The Indian government rejects the referendum established by the United Nations on the whereabouts of Kashmir. Given the current demographic conditions, it is not wrong to fear that it will be defeated by a huge margin. Instead, it regards the conflict as an internal matter for the two states concerned and forbids any interference by third parties.

The national self-image of the two large South Asian states is defined by Kashmir, which should not be underestimated. A unilateral renunciation of the region would be tantamount to political suicide - or the actual murder of the respective political decision-maker.

The terrorist attacks on New York and Washington on September 11, 2001 also gave the conflict in Kashmir an international dimension. Before and after that, there were always spectacular attacks in India with a presumed Pakistani-Islamist background - for example the attack on the Indian parliament building in December 2001 and the terror series in Mumbai (Bombay), in which more than 170 people were killed in November 2008 .

Due to the muddled political situation, calls for an independent state of Kashmir are emerging again. In 2010 a series of unrest broke out in the (Indian) Kashmir Valley by the "Quit Jammu Kashmir Movement" (Out of Kashmir and Jammu Movement). The Indian government succeeded in suppressing the unrest only through armed violence, which killed over 100 people.
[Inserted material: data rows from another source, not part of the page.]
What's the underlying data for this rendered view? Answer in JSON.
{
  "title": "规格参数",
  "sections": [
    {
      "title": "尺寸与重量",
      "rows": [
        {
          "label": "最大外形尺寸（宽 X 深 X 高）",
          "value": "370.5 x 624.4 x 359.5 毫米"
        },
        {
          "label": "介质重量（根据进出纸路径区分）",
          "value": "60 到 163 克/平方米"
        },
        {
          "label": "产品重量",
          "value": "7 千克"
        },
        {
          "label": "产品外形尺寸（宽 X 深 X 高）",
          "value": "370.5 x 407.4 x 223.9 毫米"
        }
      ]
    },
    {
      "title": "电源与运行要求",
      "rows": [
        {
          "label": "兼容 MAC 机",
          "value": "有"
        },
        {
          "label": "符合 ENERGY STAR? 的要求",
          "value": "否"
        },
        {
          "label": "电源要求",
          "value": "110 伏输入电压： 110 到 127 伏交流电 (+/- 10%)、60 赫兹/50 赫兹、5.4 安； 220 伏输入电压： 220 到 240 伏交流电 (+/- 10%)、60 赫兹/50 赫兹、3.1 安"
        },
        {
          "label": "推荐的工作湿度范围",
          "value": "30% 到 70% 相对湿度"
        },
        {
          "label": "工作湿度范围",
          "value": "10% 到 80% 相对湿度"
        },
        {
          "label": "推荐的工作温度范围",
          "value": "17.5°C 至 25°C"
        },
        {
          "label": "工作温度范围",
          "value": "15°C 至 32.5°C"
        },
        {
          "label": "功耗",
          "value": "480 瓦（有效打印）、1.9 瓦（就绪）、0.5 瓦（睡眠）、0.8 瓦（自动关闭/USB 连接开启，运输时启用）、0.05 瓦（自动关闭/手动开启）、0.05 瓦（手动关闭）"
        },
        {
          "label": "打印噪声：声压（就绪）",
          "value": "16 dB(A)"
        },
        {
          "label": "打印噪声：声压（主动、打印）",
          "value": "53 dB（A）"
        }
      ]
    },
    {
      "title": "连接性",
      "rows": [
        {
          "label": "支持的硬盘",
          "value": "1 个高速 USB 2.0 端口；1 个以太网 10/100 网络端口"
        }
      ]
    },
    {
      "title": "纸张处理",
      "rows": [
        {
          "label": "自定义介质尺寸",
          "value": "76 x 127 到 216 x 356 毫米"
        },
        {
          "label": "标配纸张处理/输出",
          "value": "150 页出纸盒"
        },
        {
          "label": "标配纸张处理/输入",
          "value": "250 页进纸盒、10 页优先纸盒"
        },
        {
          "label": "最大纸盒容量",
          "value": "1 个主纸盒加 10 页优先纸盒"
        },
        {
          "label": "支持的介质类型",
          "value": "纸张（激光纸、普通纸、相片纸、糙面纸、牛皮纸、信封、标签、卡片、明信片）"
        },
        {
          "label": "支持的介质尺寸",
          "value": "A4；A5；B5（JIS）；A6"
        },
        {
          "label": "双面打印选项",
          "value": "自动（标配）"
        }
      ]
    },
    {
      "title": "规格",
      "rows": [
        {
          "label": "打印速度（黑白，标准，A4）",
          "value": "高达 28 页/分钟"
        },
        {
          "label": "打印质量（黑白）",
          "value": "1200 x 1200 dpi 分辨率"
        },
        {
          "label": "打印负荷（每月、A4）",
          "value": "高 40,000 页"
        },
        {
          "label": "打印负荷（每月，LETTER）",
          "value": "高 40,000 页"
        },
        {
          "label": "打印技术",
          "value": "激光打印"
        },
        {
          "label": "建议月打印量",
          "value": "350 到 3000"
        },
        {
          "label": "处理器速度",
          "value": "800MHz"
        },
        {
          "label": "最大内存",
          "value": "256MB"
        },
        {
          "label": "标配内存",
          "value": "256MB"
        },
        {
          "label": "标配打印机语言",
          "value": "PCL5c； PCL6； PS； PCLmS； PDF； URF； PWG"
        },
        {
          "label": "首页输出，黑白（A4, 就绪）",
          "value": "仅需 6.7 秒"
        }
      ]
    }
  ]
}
The nuclear arsenal that both states have had at their disposal since 1998 also harbors the risk that, depending on the world situation, the Kriensenherd could develop into a supraregional conflict. This was particularly evident in the Kargil conflict in Kashmir in 1999, which could only be ended with massive US intervention. However, these have withdrawn as mediators under the administration of Barack Obama. The willingness to talk between Pakistan and India is currently not very pronounced, which shows how smoldering the wounds left by the division of British India in 1947.